- [Supplied records]:
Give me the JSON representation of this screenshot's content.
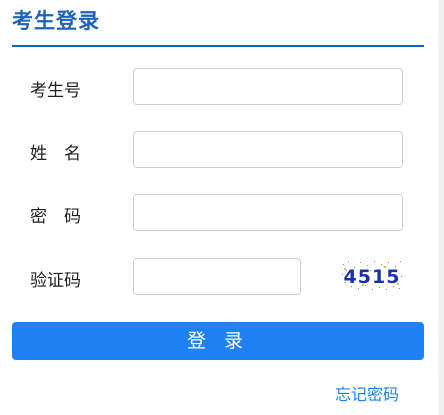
{
  "header": {
    "title": "考生登录"
  },
  "form": {
    "fields": [
      {
        "label": "考生号"
      },
      {
        "label": "姓　名"
      },
      {
        "label": "密　码"
      },
      {
        "label": "验证码"
      }
    ],
    "captcha": {
      "code": "4515"
    }
  },
  "actions": {
    "login_label": "登 录",
    "forgot_password": "忘记密码"
  },
  "colors": {
    "primary": "#1e82f5",
    "header": "#1f63b8"
  }
}
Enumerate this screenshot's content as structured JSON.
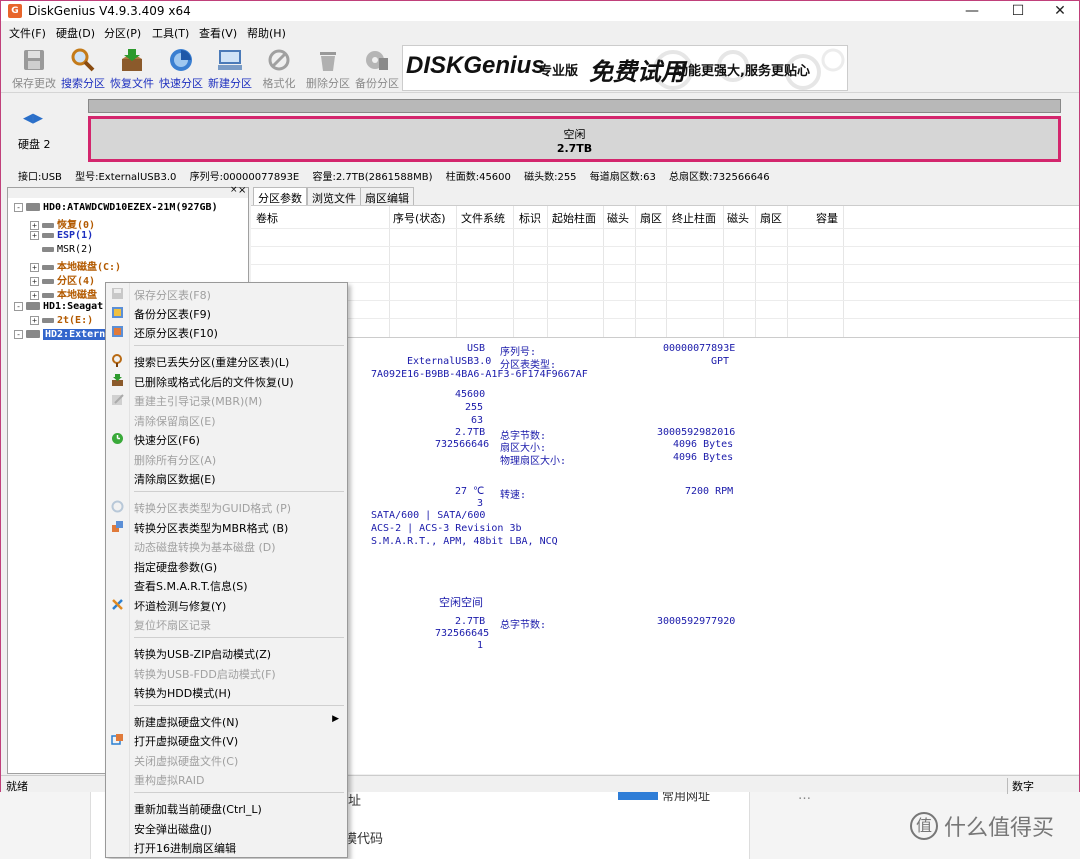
{
  "window": {
    "title": "DiskGenius V4.9.3.409 x64",
    "app_icon": "G",
    "controls": [
      "minimize-icon",
      "maximize-icon",
      "close-icon"
    ]
  },
  "menubar": [
    "文件(F)",
    "硬盘(D)",
    "分区(P)",
    "工具(T)",
    "查看(V)",
    "帮助(H)"
  ],
  "toolbar": [
    {
      "label": "保存更改",
      "icon": "save-icon",
      "disabled": true
    },
    {
      "label": "搜索分区",
      "icon": "magnifier-icon",
      "disabled": false
    },
    {
      "label": "恢复文件",
      "icon": "recover-box-icon",
      "disabled": false
    },
    {
      "label": "快速分区",
      "icon": "quick-partition-icon",
      "disabled": false
    },
    {
      "label": "新建分区",
      "icon": "new-partition-icon",
      "disabled": false
    },
    {
      "label": "格式化",
      "icon": "format-icon",
      "disabled": true
    },
    {
      "label": "删除分区",
      "icon": "trash-icon",
      "disabled": true
    },
    {
      "label": "备份分区",
      "icon": "backup-icon",
      "disabled": true
    }
  ],
  "banner": {
    "brand": "DISKGenius",
    "edition": "专业版",
    "slogan_1": "免费试用",
    "slogan_2": "功能更强大,服务更贴心"
  },
  "diskmap": {
    "disk_label": "硬盘 2",
    "free_label": "空闲",
    "free_size": "2.7TB"
  },
  "disk_info": [
    "接口:USB",
    "型号:ExternalUSB3.0",
    "序列号:00000077893E",
    "容量:2.7TB(2861588MB)",
    "柱面数:45600",
    "磁头数:255",
    "每道扇区数:63",
    "总扇区数:732566646"
  ],
  "tree": {
    "hd0": "HD0:ATAWDCWD10EZEX-21M(927GB)",
    "hd0_items": [
      "恢复(0)",
      "ESP(1)",
      "MSR(2)",
      "本地磁盘(C:)",
      "分区(4)",
      "本地磁盘"
    ],
    "hd1": "HD1:Seagat",
    "hd1_items": [
      "2t(E:)"
    ],
    "hd2": "HD2:Extern"
  },
  "tabs": [
    "分区参数",
    "浏览文件",
    "扇区编辑"
  ],
  "columns": [
    "卷标",
    "序号(状态)",
    "文件系统",
    "标识",
    "起始柱面",
    "磁头",
    "扇区",
    "终止柱面",
    "磁头",
    "扇区",
    "容量"
  ],
  "details": {
    "interface": "USB",
    "model": "ExternalUSB3.0",
    "guid": "7A092E16-B9BB-4BA6-A1F3-6F174F9667AF",
    "serial_label": "序列号:",
    "serial": "00000077893E",
    "pt_label": "分区表类型:",
    "pt": "GPT",
    "cylinders": "45600",
    "heads": "255",
    "sectors": "63",
    "capacity": "2.7TB",
    "total_sectors": "732566646",
    "total_bytes_label": "总字节数:",
    "total_bytes": "3000592982016",
    "sector_size_label": "扇区大小:",
    "sector_size": "4096 Bytes",
    "phys_sector_label": "物理扇区大小:",
    "phys_sector": "4096 Bytes",
    "temp": "27 ℃",
    "num3": "3",
    "rpm_label": "转速:",
    "rpm": "7200 RPM",
    "sata": "SATA/600 | SATA/600",
    "acs": "ACS-2 | ACS-3 Revision 3b",
    "smart": "S.M.A.R.T., APM, 48bit LBA, NCQ",
    "free_space_title": "空闲空间",
    "free_cap": "2.7TB",
    "free_sectors": "732566645",
    "free_start": "1",
    "free_bytes_label": "总字节数:",
    "free_bytes": "3000592977920"
  },
  "statusbar": {
    "left": "就绪",
    "right": "数字"
  },
  "context_menu": [
    {
      "label": "保存分区表(F8)",
      "disabled": true,
      "icon": "save-icon"
    },
    {
      "label": "备份分区表(F9)",
      "disabled": false,
      "icon": "backup-table-icon"
    },
    {
      "label": "还原分区表(F10)",
      "disabled": false,
      "icon": "restore-table-icon"
    },
    {
      "sep": true
    },
    {
      "label": "搜索已丢失分区(重建分区表)(L)",
      "disabled": false,
      "icon": "search-icon"
    },
    {
      "label": "已删除或格式化后的文件恢复(U)",
      "disabled": false,
      "icon": "recover-icon"
    },
    {
      "label": "重建主引导记录(MBR)(M)",
      "disabled": true,
      "icon": "mbr-icon"
    },
    {
      "label": "清除保留扇区(E)",
      "disabled": true
    },
    {
      "label": "快速分区(F6)",
      "disabled": false,
      "icon": "clock-icon"
    },
    {
      "label": "删除所有分区(A)",
      "disabled": true
    },
    {
      "label": "清除扇区数据(E)",
      "disabled": false
    },
    {
      "sep": true
    },
    {
      "label": "转换分区表类型为GUID格式 (P)",
      "disabled": true,
      "icon": "convert-icon"
    },
    {
      "label": "转换分区表类型为MBR格式 (B)",
      "disabled": false,
      "icon": "convert-mbr-icon"
    },
    {
      "label": "动态磁盘转换为基本磁盘 (D)",
      "disabled": true
    },
    {
      "label": "指定硬盘参数(G)",
      "disabled": false
    },
    {
      "label": "查看S.M.A.R.T.信息(S)",
      "disabled": false
    },
    {
      "label": "坏道检测与修复(Y)",
      "disabled": false,
      "icon": "tools-icon"
    },
    {
      "label": "复位坏扇区记录",
      "disabled": true
    },
    {
      "sep": true
    },
    {
      "label": "转换为USB-ZIP启动模式(Z)",
      "disabled": false
    },
    {
      "label": "转换为USB-FDD启动模式(F)",
      "disabled": true
    },
    {
      "label": "转换为HDD模式(H)",
      "disabled": false
    },
    {
      "sep": true
    },
    {
      "label": "新建虚拟硬盘文件(N)",
      "disabled": false,
      "submenu": true
    },
    {
      "label": "打开虚拟硬盘文件(V)",
      "disabled": false,
      "icon": "open-vdisk-icon"
    },
    {
      "label": "关闭虚拟硬盘文件(C)",
      "disabled": true
    },
    {
      "label": "重构虚拟RAID",
      "disabled": true
    },
    {
      "sep": true
    },
    {
      "label": "重新加载当前硬盘(Ctrl_L)",
      "disabled": false
    },
    {
      "label": "安全弹出磁盘(J)",
      "disabled": false
    },
    {
      "label": "打开16进制扇区编辑",
      "disabled": false
    }
  ],
  "background": {
    "text_1": "址",
    "text_2": "模代码",
    "text_3": "常用网址",
    "text_4": "…",
    "watermark_icon": "值",
    "watermark": "什么值得买"
  }
}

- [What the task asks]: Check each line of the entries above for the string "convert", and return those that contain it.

- [Answer to the problem]:
      "icon": "convert-icon"
      "icon": "convert-mbr-icon"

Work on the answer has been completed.